Due to poverty and abuse at home, all too many children in South Africa leave home and find themselves living on the street. Some are fortunate to find refuge in Children's Homes where they are cared for until they turn 18 when unfortunately the state withdraws their funding, effectively forcing these individuals to vacate the Children's Home and return to their communities. Young people face overwhelming challenges when they transition out of care including a lack of access to accommodation, lack of access to work opportunities and a lack of the many life skills necessary to cope with their difficult situations. Youth coming out of Children's Homes in particular, who do not have family or caregivers to advise and support them through this process, struggle to cope with the challenges they face. Many do not have support structures and struggle to access information relating to work opportunities, let alone have any income to cover the cost of the job-seeking process. Project Lungisela has developed innovative responses to support young people during this time so they are able to move into adulthood with the support, skills and resources they require to succeed in life.

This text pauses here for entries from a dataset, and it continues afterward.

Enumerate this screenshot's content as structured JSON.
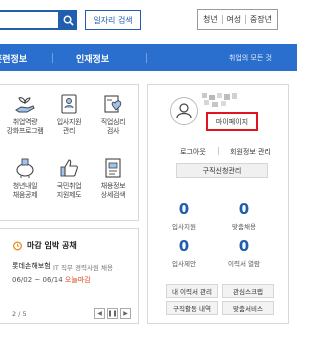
{
  "header": {
    "search_placeholder": "",
    "job_search_label": "일자리 검색",
    "filters": [
      "청년",
      "여성",
      "중장년"
    ]
  },
  "nav": {
    "items": [
      "훈련정보",
      "인재정보"
    ],
    "right_text": "취업의 모든 것"
  },
  "services": [
    {
      "line1": "취업역량",
      "line2": "강화프로그램",
      "icon": "hand-sprout-icon"
    },
    {
      "line1": "입사지원",
      "line2": "관리",
      "icon": "id-card-icon"
    },
    {
      "line1": "직업심리",
      "line2": "검사",
      "icon": "checklist-heart-icon"
    },
    {
      "line1": "청년내일",
      "line2": "채움공제",
      "icon": "piggy-bank-icon"
    },
    {
      "line1": "국민취업",
      "line2": "지원제도",
      "icon": "thumbs-up-icon"
    },
    {
      "line1": "채용정보",
      "line2": "상세검색",
      "icon": "document-search-icon"
    }
  ],
  "deadline": {
    "title": "마감 임박 공채",
    "company": "롯데손해보험",
    "job": "IT 직무 경력사원 채용",
    "date": "06/02 ~ 06/14",
    "status": "오늘마감",
    "page": "2 / 5"
  },
  "user": {
    "mypage_label": "마이페이지",
    "logout_label": "로그아웃",
    "member_info_label": "회원정보 관리",
    "resume_label": "구직신청관리",
    "stats": [
      {
        "value": "0",
        "label": "입사지원"
      },
      {
        "value": "0",
        "label": "맞춤채용"
      },
      {
        "value": "0",
        "label": "입사제안"
      },
      {
        "value": "0",
        "label": "이력서 열람"
      }
    ],
    "bottom_buttons": [
      "내 이력서 관리",
      "관심스크랩",
      "구직활동 내역",
      "맞춤서비스"
    ]
  },
  "colors": {
    "brand_blue": "#2a6fcd",
    "dark_blue": "#1f5fae",
    "highlight_red": "#e0141e",
    "deadline_orange": "#e0431c"
  }
}
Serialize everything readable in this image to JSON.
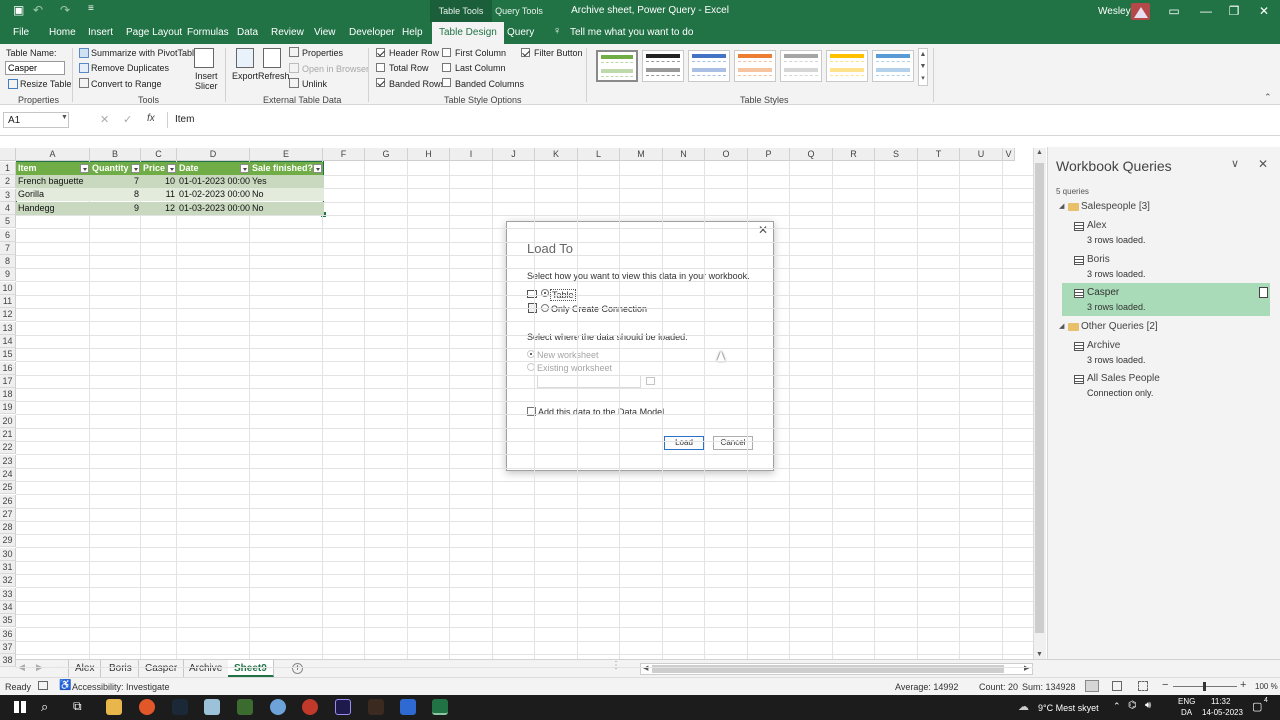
{
  "app": {
    "document_title": "Archive sheet, Power Query  -  Excel",
    "user": "Wesley",
    "context_table_tools": "Table Tools",
    "context_query_tools": "Query Tools"
  },
  "ribbon_tabs": [
    "File",
    "Home",
    "Insert",
    "Page Layout",
    "Formulas",
    "Data",
    "Review",
    "View",
    "Developer",
    "Help",
    "Table Design",
    "Query"
  ],
  "tell_me": "Tell me what you want to do",
  "ribbon": {
    "table_name_label": "Table Name:",
    "table_name_value": "Casper",
    "resize_table": "Resize Table",
    "group_properties": "Properties",
    "summarize": "Summarize with PivotTable",
    "remove_duplicates": "Remove Duplicates",
    "convert_to_range": "Convert to Range",
    "group_tools": "Tools",
    "insert_slicer_1": "Insert",
    "insert_slicer_2": "Slicer",
    "export": "Export",
    "refresh": "Refresh",
    "properties": "Properties",
    "open_in_browser": "Open in Browser",
    "unlink": "Unlink",
    "group_external": "External Table Data",
    "header_row": "Header Row",
    "total_row": "Total Row",
    "banded_rows": "Banded Rows",
    "first_column": "First Column",
    "last_column": "Last Column",
    "banded_columns": "Banded Columns",
    "filter_button": "Filter Button",
    "group_style_options": "Table Style Options",
    "group_table_styles": "Table Styles",
    "style_colors": [
      "#70ad47",
      "#222222",
      "#4472c4",
      "#ed7d31",
      "#a5a5a5",
      "#ffc000",
      "#5b9bd5"
    ]
  },
  "formula_bar": {
    "name_box": "A1",
    "fx": "fx",
    "content": "Item"
  },
  "columns": [
    "A",
    "B",
    "C",
    "D",
    "E",
    "F",
    "G",
    "H",
    "I",
    "J",
    "K",
    "L",
    "M",
    "N",
    "O",
    "P",
    "Q",
    "R",
    "S",
    "T",
    "U",
    "V"
  ],
  "rows": [
    "1",
    "2",
    "3",
    "4",
    "5",
    "6",
    "7",
    "8",
    "9",
    "10",
    "11",
    "12",
    "13",
    "14",
    "15",
    "16",
    "17",
    "18",
    "19",
    "20",
    "21",
    "22",
    "23",
    "24",
    "25",
    "26",
    "27",
    "28",
    "29",
    "30",
    "31",
    "32",
    "33",
    "34",
    "35",
    "36",
    "37",
    "38"
  ],
  "table": {
    "headers": [
      "Item",
      "Quantity",
      "Price",
      "Date",
      "Sale finished?"
    ],
    "rows": [
      [
        "French baguette",
        "7",
        "10",
        "01-01-2023 00:00",
        "Yes"
      ],
      [
        "Gorilla",
        "8",
        "11",
        "01-02-2023 00:00",
        "No"
      ],
      [
        "Handegg",
        "9",
        "12",
        "01-03-2023 00:00",
        "No"
      ]
    ]
  },
  "queries_pane": {
    "title": "Workbook Queries",
    "count": "5 queries",
    "groups": [
      {
        "name": "Salespeople [3]",
        "items": [
          {
            "name": "Alex",
            "status": "3 rows loaded."
          },
          {
            "name": "Boris",
            "status": "3 rows loaded."
          },
          {
            "name": "Casper",
            "status": "3 rows loaded."
          }
        ]
      },
      {
        "name": "Other Queries [2]",
        "items": [
          {
            "name": "Archive",
            "status": "3 rows loaded."
          },
          {
            "name": "All Sales People",
            "status": "Connection only."
          }
        ]
      }
    ]
  },
  "dialog": {
    "title": "Load To",
    "prompt_view": "Select how you want to view this data in your workbook.",
    "opt_table": "Table",
    "opt_connection": "Only Create Connection",
    "prompt_where": "Select where the data should be loaded.",
    "opt_new_ws": "New worksheet",
    "opt_existing_ws": "Existing worksheet",
    "data_model": "Add this data to the Data Model",
    "load": "Load",
    "cancel": "Cancel"
  },
  "sheets": [
    "Alex",
    "Boris",
    "Casper",
    "Archive",
    "Sheet9"
  ],
  "status": {
    "ready": "Ready",
    "accessibility": "Accessibility: Investigate",
    "average": "Average: 14992",
    "count": "Count: 20",
    "sum": "Sum: 134928",
    "zoom": "100 %"
  },
  "taskbar": {
    "weather": "9°C  Mest skyet",
    "lang1": "ENG",
    "lang2": "DA",
    "time": "11:32",
    "date": "14-05-2023",
    "notif": "4"
  }
}
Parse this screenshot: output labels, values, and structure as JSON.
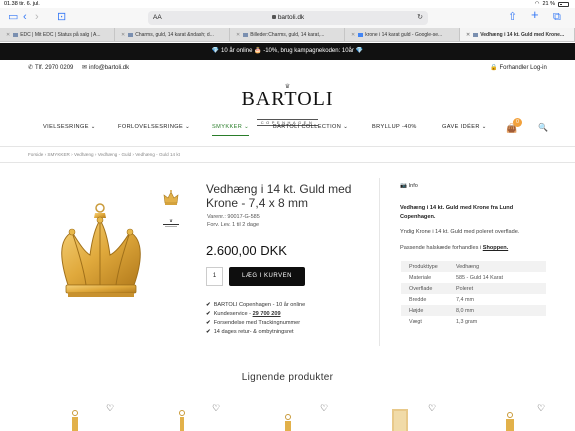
{
  "status_bar": {
    "time": "01.38",
    "date": "tir. 6. jul.",
    "battery": "21 %"
  },
  "browser": {
    "aa": "AA",
    "url": "bartoli.dk",
    "tabs": [
      {
        "label": "EDC | Mit EDC | Status på salg | A..."
      },
      {
        "label": "Charms, guld, 14 karat &ndash; d..."
      },
      {
        "label": "Billeder:Charms, guld, 14 karat,..."
      },
      {
        "label": "krone i 14 karat guld - Google-se..."
      },
      {
        "label": "Vedhæng i 14 kt. Guld med Krone..."
      }
    ]
  },
  "promo": {
    "text": "10 år online 🎂 -10%, brug kampagnekoden: 10år"
  },
  "utility": {
    "phone": "Tlf. 2970 0209",
    "email": "info@bartoli.dk",
    "dealer_login": "Forhandler Log-in"
  },
  "logo": {
    "name": "BARTOLI",
    "sub": "COPENHAGEN"
  },
  "nav": {
    "items": [
      {
        "label": "VIELSESRINGE"
      },
      {
        "label": "FORLOVELSESRINGE"
      },
      {
        "label": "SMYKKER"
      },
      {
        "label": "BARTOLI COLLECTION"
      },
      {
        "label": "BRYLLUP -40%"
      },
      {
        "label": "GAVE IDÉER"
      }
    ],
    "cart_count": "0"
  },
  "breadcrumb": "Forside › SMYKKER › Vedhæng › Vedhæng - Guld › Vedhæng - Guld 14 kt",
  "product": {
    "title": "Vedhæng i 14 kt. Guld med Krone - 7,4 x 8 mm",
    "sku": "Varenr.: 90017-G-585",
    "delivery": "Forv. Lev. 1 til 2 dage",
    "price": "2.600,00 DKK",
    "qty": "1",
    "add_to_cart": "LÆG I KURVEN",
    "usps": [
      {
        "text": "BARTOLI Copenhagen - 10 år online"
      },
      {
        "text": "Kundeservice - ",
        "link": "29 700 209"
      },
      {
        "text": "Forsendelse med Trackingnummer"
      },
      {
        "text": "14 dages retur- & ombytningsret"
      }
    ]
  },
  "info": {
    "heading": "Info",
    "title": "Vedhæng i 14 kt. Guld med Krone fra Lund Copenhagen.",
    "text1": "Yndig Krone i 14 kt. Guld med poleret overflade.",
    "text2": "Passende halskæde forhandles i ",
    "text2_link": "Shoppen.",
    "specs": [
      {
        "k": "Produkttype",
        "v": "Vedhæng"
      },
      {
        "k": "Materiale",
        "v": "585 - Guld 14 Karat"
      },
      {
        "k": "Overflade",
        "v": "Poleret"
      },
      {
        "k": "Bredde",
        "v": "7,4 mm"
      },
      {
        "k": "Højde",
        "v": "8,0 mm"
      },
      {
        "k": "Vægt",
        "v": "1,3 gram"
      }
    ]
  },
  "similar_heading": "Lignende produkter"
}
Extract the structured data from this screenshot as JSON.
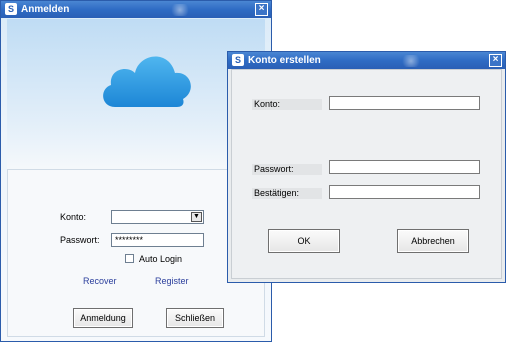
{
  "login": {
    "title": "Anmelden",
    "account_label": "Konto:",
    "account_value": "",
    "password_label": "Passwort:",
    "password_value": "********",
    "auto_login_label": "Auto Login",
    "recover_link": "Recover",
    "register_link": "Register",
    "login_button": "Anmeldung",
    "close_button": "Schließen"
  },
  "create": {
    "title": "Konto erstellen",
    "account_label": "Konto:",
    "password_label": "Passwort:",
    "confirm_label": "Bestätigen:",
    "ok_button": "OK",
    "cancel_button": "Abbrechen"
  },
  "icons": {
    "app": "app-icon",
    "close": "close-icon",
    "cloud": "cloud-logo"
  },
  "colors": {
    "titlebar": "#2f6cc4",
    "link": "#2b3f9c",
    "cloud": "#2e9be0"
  }
}
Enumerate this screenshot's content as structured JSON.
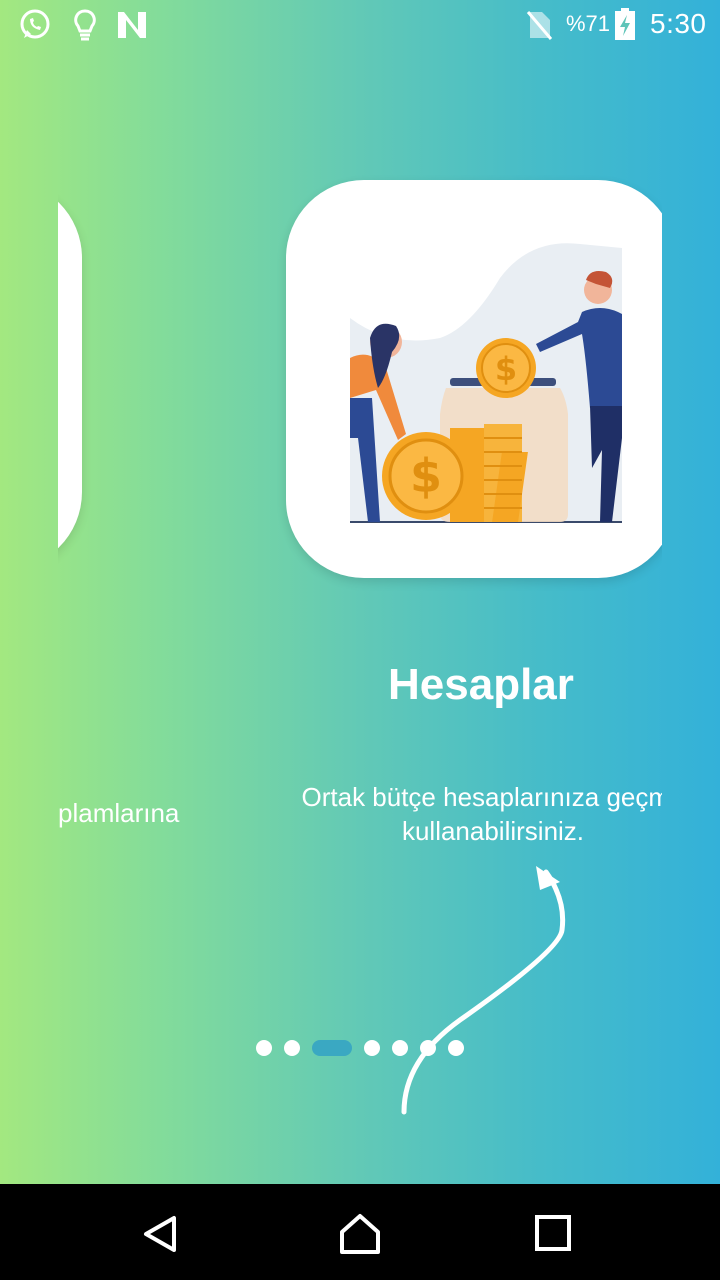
{
  "status_bar": {
    "left_icons": [
      "whatsapp-icon",
      "lightbulb-icon",
      "n-app-icon"
    ],
    "right_icons": [
      "no-sim-icon",
      "battery-charging-icon"
    ],
    "battery": "%71",
    "time": "5:30"
  },
  "carousel": {
    "previous_slide": {
      "description_fragment": "plamlarına"
    },
    "current_slide": {
      "title": "Hesaplar",
      "description": "Ortak bütçe hesaplarınıza geçme\nkullanabilirsiniz.",
      "illustration": "saving-coins-jar-illustration"
    },
    "pager": {
      "total": 7,
      "active_index": 2
    }
  },
  "nav_bar": {
    "buttons": [
      "back-icon",
      "home-icon",
      "recents-icon"
    ]
  },
  "colors": {
    "gradient_start": "#a3e880",
    "gradient_end": "#33b1d9",
    "active_dot": "#3aa8c2",
    "coin": "#f5a623"
  }
}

Project Lungisela: Supporting youth transitioning out of care
Lungisela is the Xhosa word for "prepare" as this programme prepares young people, who have grown up in children's homes for the transition out of state care. This happens through personal development processes, life skills workshops, one-on-one mentoring, wilderness therapy camps, skills training, work readiness support, internships, job placement and accommodation support. The programme works with these young people for one year before they turn 18 and need to leave the Children's Home, and offers them on-going support once they have returned to the community. Without this level of support, many would return to lives on the street.
An estimated 50 young people are reached through the programme annually, receiving life skills, one-on-one mentoring, camps, education and accommodation support, as well as job opportunities.
“Project Lugisela is a powerful project that helped me and others to grow and be responsible for our lives. With all their support, I am now responsible for my life. I thank Project Lungisela and Mamelani for making me who I am today” - participant, now employed as a chef at the Cape Peninsula Hotel.
3. CHILD AND FAMILY SUPPORT PROGRAMME:
Many of the poorest inhabitants of the Western Cape live in informal settlements on the outskirts of Cape Town. For decades, many people living within these settlements have not accessed education and many remain unskilled, resulting in widespread unemployment and poverty, which manifests as apathy and substance abuse in the community. Alcohol and drug abuse leads to conflict within families and resulting high levels of trauma and stress for adults and children living in these overcrowded homes.
Children living under these conditions experience the harsh realities of poverty and the associated problems of crime, HIV/Aids, substance abuse and neglect on a daily basis. Living in situations where there is little or no income, adult supervision or access to basic education or support services, many young people suffer from low self-esteem and have great difficulty developing a sense of self-worth and purpose. These circumstances place them at risk of being abused and exploited and extremely vulnerable to the lure of gangsterism and crime. Many young people who find themselves in these situations drop out of school.
The Child and Family Support Programme
The objective of the programme is to provide emotional and material support to vulnerable school-going children who are struggling either socially, emotionally and/or academically. Learners who are seen to be struggling are called in to see the social worker. In many cases, the children's issues are symptoms of problems at home. Family members are then called in to receive counselling.
Approximately 200 children and families receive counselling and support as a result of this programme.
"I am writing this letter to thank you for your help with my children. Since meeting you, my family is stronger than before. And for this, I will never forget you. I have gained deep knowledge about many things that I did not know before. Today, my future is bright because of you." feedback from parent.